-------- DATA TO PROCESS --------
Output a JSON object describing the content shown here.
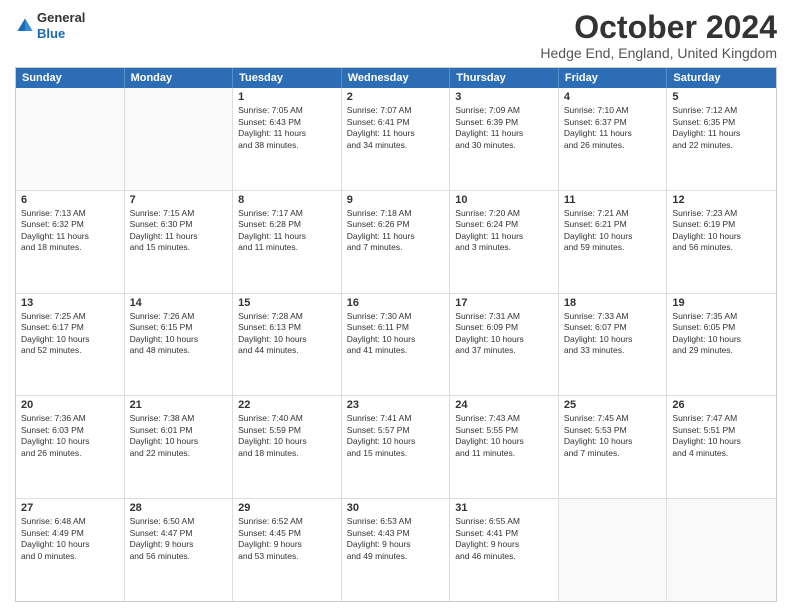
{
  "header": {
    "logo_general": "General",
    "logo_blue": "Blue",
    "month_title": "October 2024",
    "subtitle": "Hedge End, England, United Kingdom"
  },
  "calendar": {
    "days_of_week": [
      "Sunday",
      "Monday",
      "Tuesday",
      "Wednesday",
      "Thursday",
      "Friday",
      "Saturday"
    ],
    "rows": [
      [
        {
          "day": "",
          "lines": [],
          "empty": true
        },
        {
          "day": "",
          "lines": [],
          "empty": true
        },
        {
          "day": "1",
          "lines": [
            "Sunrise: 7:05 AM",
            "Sunset: 6:43 PM",
            "Daylight: 11 hours",
            "and 38 minutes."
          ]
        },
        {
          "day": "2",
          "lines": [
            "Sunrise: 7:07 AM",
            "Sunset: 6:41 PM",
            "Daylight: 11 hours",
            "and 34 minutes."
          ]
        },
        {
          "day": "3",
          "lines": [
            "Sunrise: 7:09 AM",
            "Sunset: 6:39 PM",
            "Daylight: 11 hours",
            "and 30 minutes."
          ]
        },
        {
          "day": "4",
          "lines": [
            "Sunrise: 7:10 AM",
            "Sunset: 6:37 PM",
            "Daylight: 11 hours",
            "and 26 minutes."
          ]
        },
        {
          "day": "5",
          "lines": [
            "Sunrise: 7:12 AM",
            "Sunset: 6:35 PM",
            "Daylight: 11 hours",
            "and 22 minutes."
          ]
        }
      ],
      [
        {
          "day": "6",
          "lines": [
            "Sunrise: 7:13 AM",
            "Sunset: 6:32 PM",
            "Daylight: 11 hours",
            "and 18 minutes."
          ]
        },
        {
          "day": "7",
          "lines": [
            "Sunrise: 7:15 AM",
            "Sunset: 6:30 PM",
            "Daylight: 11 hours",
            "and 15 minutes."
          ]
        },
        {
          "day": "8",
          "lines": [
            "Sunrise: 7:17 AM",
            "Sunset: 6:28 PM",
            "Daylight: 11 hours",
            "and 11 minutes."
          ]
        },
        {
          "day": "9",
          "lines": [
            "Sunrise: 7:18 AM",
            "Sunset: 6:26 PM",
            "Daylight: 11 hours",
            "and 7 minutes."
          ]
        },
        {
          "day": "10",
          "lines": [
            "Sunrise: 7:20 AM",
            "Sunset: 6:24 PM",
            "Daylight: 11 hours",
            "and 3 minutes."
          ]
        },
        {
          "day": "11",
          "lines": [
            "Sunrise: 7:21 AM",
            "Sunset: 6:21 PM",
            "Daylight: 10 hours",
            "and 59 minutes."
          ]
        },
        {
          "day": "12",
          "lines": [
            "Sunrise: 7:23 AM",
            "Sunset: 6:19 PM",
            "Daylight: 10 hours",
            "and 56 minutes."
          ]
        }
      ],
      [
        {
          "day": "13",
          "lines": [
            "Sunrise: 7:25 AM",
            "Sunset: 6:17 PM",
            "Daylight: 10 hours",
            "and 52 minutes."
          ]
        },
        {
          "day": "14",
          "lines": [
            "Sunrise: 7:26 AM",
            "Sunset: 6:15 PM",
            "Daylight: 10 hours",
            "and 48 minutes."
          ]
        },
        {
          "day": "15",
          "lines": [
            "Sunrise: 7:28 AM",
            "Sunset: 6:13 PM",
            "Daylight: 10 hours",
            "and 44 minutes."
          ]
        },
        {
          "day": "16",
          "lines": [
            "Sunrise: 7:30 AM",
            "Sunset: 6:11 PM",
            "Daylight: 10 hours",
            "and 41 minutes."
          ]
        },
        {
          "day": "17",
          "lines": [
            "Sunrise: 7:31 AM",
            "Sunset: 6:09 PM",
            "Daylight: 10 hours",
            "and 37 minutes."
          ]
        },
        {
          "day": "18",
          "lines": [
            "Sunrise: 7:33 AM",
            "Sunset: 6:07 PM",
            "Daylight: 10 hours",
            "and 33 minutes."
          ]
        },
        {
          "day": "19",
          "lines": [
            "Sunrise: 7:35 AM",
            "Sunset: 6:05 PM",
            "Daylight: 10 hours",
            "and 29 minutes."
          ]
        }
      ],
      [
        {
          "day": "20",
          "lines": [
            "Sunrise: 7:36 AM",
            "Sunset: 6:03 PM",
            "Daylight: 10 hours",
            "and 26 minutes."
          ]
        },
        {
          "day": "21",
          "lines": [
            "Sunrise: 7:38 AM",
            "Sunset: 6:01 PM",
            "Daylight: 10 hours",
            "and 22 minutes."
          ]
        },
        {
          "day": "22",
          "lines": [
            "Sunrise: 7:40 AM",
            "Sunset: 5:59 PM",
            "Daylight: 10 hours",
            "and 18 minutes."
          ]
        },
        {
          "day": "23",
          "lines": [
            "Sunrise: 7:41 AM",
            "Sunset: 5:57 PM",
            "Daylight: 10 hours",
            "and 15 minutes."
          ]
        },
        {
          "day": "24",
          "lines": [
            "Sunrise: 7:43 AM",
            "Sunset: 5:55 PM",
            "Daylight: 10 hours",
            "and 11 minutes."
          ]
        },
        {
          "day": "25",
          "lines": [
            "Sunrise: 7:45 AM",
            "Sunset: 5:53 PM",
            "Daylight: 10 hours",
            "and 7 minutes."
          ]
        },
        {
          "day": "26",
          "lines": [
            "Sunrise: 7:47 AM",
            "Sunset: 5:51 PM",
            "Daylight: 10 hours",
            "and 4 minutes."
          ]
        }
      ],
      [
        {
          "day": "27",
          "lines": [
            "Sunrise: 6:48 AM",
            "Sunset: 4:49 PM",
            "Daylight: 10 hours",
            "and 0 minutes."
          ]
        },
        {
          "day": "28",
          "lines": [
            "Sunrise: 6:50 AM",
            "Sunset: 4:47 PM",
            "Daylight: 9 hours",
            "and 56 minutes."
          ]
        },
        {
          "day": "29",
          "lines": [
            "Sunrise: 6:52 AM",
            "Sunset: 4:45 PM",
            "Daylight: 9 hours",
            "and 53 minutes."
          ]
        },
        {
          "day": "30",
          "lines": [
            "Sunrise: 6:53 AM",
            "Sunset: 4:43 PM",
            "Daylight: 9 hours",
            "and 49 minutes."
          ]
        },
        {
          "day": "31",
          "lines": [
            "Sunrise: 6:55 AM",
            "Sunset: 4:41 PM",
            "Daylight: 9 hours",
            "and 46 minutes."
          ]
        },
        {
          "day": "",
          "lines": [],
          "empty": true
        },
        {
          "day": "",
          "lines": [],
          "empty": true
        }
      ]
    ]
  }
}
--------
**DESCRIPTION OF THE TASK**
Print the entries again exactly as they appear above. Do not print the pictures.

**SOLUTION FOR THIS PROBLEM**
Output a JSON object describing the content shown here.
{
  "header": {
    "logo_general": "General",
    "logo_blue": "Blue",
    "month_title": "October 2024",
    "subtitle": "Hedge End, England, United Kingdom"
  },
  "calendar": {
    "days_of_week": [
      "Sunday",
      "Monday",
      "Tuesday",
      "Wednesday",
      "Thursday",
      "Friday",
      "Saturday"
    ],
    "rows": [
      [
        {
          "day": "",
          "lines": [],
          "empty": true
        },
        {
          "day": "",
          "lines": [],
          "empty": true
        },
        {
          "day": "1",
          "lines": [
            "Sunrise: 7:05 AM",
            "Sunset: 6:43 PM",
            "Daylight: 11 hours",
            "and 38 minutes."
          ]
        },
        {
          "day": "2",
          "lines": [
            "Sunrise: 7:07 AM",
            "Sunset: 6:41 PM",
            "Daylight: 11 hours",
            "and 34 minutes."
          ]
        },
        {
          "day": "3",
          "lines": [
            "Sunrise: 7:09 AM",
            "Sunset: 6:39 PM",
            "Daylight: 11 hours",
            "and 30 minutes."
          ]
        },
        {
          "day": "4",
          "lines": [
            "Sunrise: 7:10 AM",
            "Sunset: 6:37 PM",
            "Daylight: 11 hours",
            "and 26 minutes."
          ]
        },
        {
          "day": "5",
          "lines": [
            "Sunrise: 7:12 AM",
            "Sunset: 6:35 PM",
            "Daylight: 11 hours",
            "and 22 minutes."
          ]
        }
      ],
      [
        {
          "day": "6",
          "lines": [
            "Sunrise: 7:13 AM",
            "Sunset: 6:32 PM",
            "Daylight: 11 hours",
            "and 18 minutes."
          ]
        },
        {
          "day": "7",
          "lines": [
            "Sunrise: 7:15 AM",
            "Sunset: 6:30 PM",
            "Daylight: 11 hours",
            "and 15 minutes."
          ]
        },
        {
          "day": "8",
          "lines": [
            "Sunrise: 7:17 AM",
            "Sunset: 6:28 PM",
            "Daylight: 11 hours",
            "and 11 minutes."
          ]
        },
        {
          "day": "9",
          "lines": [
            "Sunrise: 7:18 AM",
            "Sunset: 6:26 PM",
            "Daylight: 11 hours",
            "and 7 minutes."
          ]
        },
        {
          "day": "10",
          "lines": [
            "Sunrise: 7:20 AM",
            "Sunset: 6:24 PM",
            "Daylight: 11 hours",
            "and 3 minutes."
          ]
        },
        {
          "day": "11",
          "lines": [
            "Sunrise: 7:21 AM",
            "Sunset: 6:21 PM",
            "Daylight: 10 hours",
            "and 59 minutes."
          ]
        },
        {
          "day": "12",
          "lines": [
            "Sunrise: 7:23 AM",
            "Sunset: 6:19 PM",
            "Daylight: 10 hours",
            "and 56 minutes."
          ]
        }
      ],
      [
        {
          "day": "13",
          "lines": [
            "Sunrise: 7:25 AM",
            "Sunset: 6:17 PM",
            "Daylight: 10 hours",
            "and 52 minutes."
          ]
        },
        {
          "day": "14",
          "lines": [
            "Sunrise: 7:26 AM",
            "Sunset: 6:15 PM",
            "Daylight: 10 hours",
            "and 48 minutes."
          ]
        },
        {
          "day": "15",
          "lines": [
            "Sunrise: 7:28 AM",
            "Sunset: 6:13 PM",
            "Daylight: 10 hours",
            "and 44 minutes."
          ]
        },
        {
          "day": "16",
          "lines": [
            "Sunrise: 7:30 AM",
            "Sunset: 6:11 PM",
            "Daylight: 10 hours",
            "and 41 minutes."
          ]
        },
        {
          "day": "17",
          "lines": [
            "Sunrise: 7:31 AM",
            "Sunset: 6:09 PM",
            "Daylight: 10 hours",
            "and 37 minutes."
          ]
        },
        {
          "day": "18",
          "lines": [
            "Sunrise: 7:33 AM",
            "Sunset: 6:07 PM",
            "Daylight: 10 hours",
            "and 33 minutes."
          ]
        },
        {
          "day": "19",
          "lines": [
            "Sunrise: 7:35 AM",
            "Sunset: 6:05 PM",
            "Daylight: 10 hours",
            "and 29 minutes."
          ]
        }
      ],
      [
        {
          "day": "20",
          "lines": [
            "Sunrise: 7:36 AM",
            "Sunset: 6:03 PM",
            "Daylight: 10 hours",
            "and 26 minutes."
          ]
        },
        {
          "day": "21",
          "lines": [
            "Sunrise: 7:38 AM",
            "Sunset: 6:01 PM",
            "Daylight: 10 hours",
            "and 22 minutes."
          ]
        },
        {
          "day": "22",
          "lines": [
            "Sunrise: 7:40 AM",
            "Sunset: 5:59 PM",
            "Daylight: 10 hours",
            "and 18 minutes."
          ]
        },
        {
          "day": "23",
          "lines": [
            "Sunrise: 7:41 AM",
            "Sunset: 5:57 PM",
            "Daylight: 10 hours",
            "and 15 minutes."
          ]
        },
        {
          "day": "24",
          "lines": [
            "Sunrise: 7:43 AM",
            "Sunset: 5:55 PM",
            "Daylight: 10 hours",
            "and 11 minutes."
          ]
        },
        {
          "day": "25",
          "lines": [
            "Sunrise: 7:45 AM",
            "Sunset: 5:53 PM",
            "Daylight: 10 hours",
            "and 7 minutes."
          ]
        },
        {
          "day": "26",
          "lines": [
            "Sunrise: 7:47 AM",
            "Sunset: 5:51 PM",
            "Daylight: 10 hours",
            "and 4 minutes."
          ]
        }
      ],
      [
        {
          "day": "27",
          "lines": [
            "Sunrise: 6:48 AM",
            "Sunset: 4:49 PM",
            "Daylight: 10 hours",
            "and 0 minutes."
          ]
        },
        {
          "day": "28",
          "lines": [
            "Sunrise: 6:50 AM",
            "Sunset: 4:47 PM",
            "Daylight: 9 hours",
            "and 56 minutes."
          ]
        },
        {
          "day": "29",
          "lines": [
            "Sunrise: 6:52 AM",
            "Sunset: 4:45 PM",
            "Daylight: 9 hours",
            "and 53 minutes."
          ]
        },
        {
          "day": "30",
          "lines": [
            "Sunrise: 6:53 AM",
            "Sunset: 4:43 PM",
            "Daylight: 9 hours",
            "and 49 minutes."
          ]
        },
        {
          "day": "31",
          "lines": [
            "Sunrise: 6:55 AM",
            "Sunset: 4:41 PM",
            "Daylight: 9 hours",
            "and 46 minutes."
          ]
        },
        {
          "day": "",
          "lines": [],
          "empty": true
        },
        {
          "day": "",
          "lines": [],
          "empty": true
        }
      ]
    ]
  }
}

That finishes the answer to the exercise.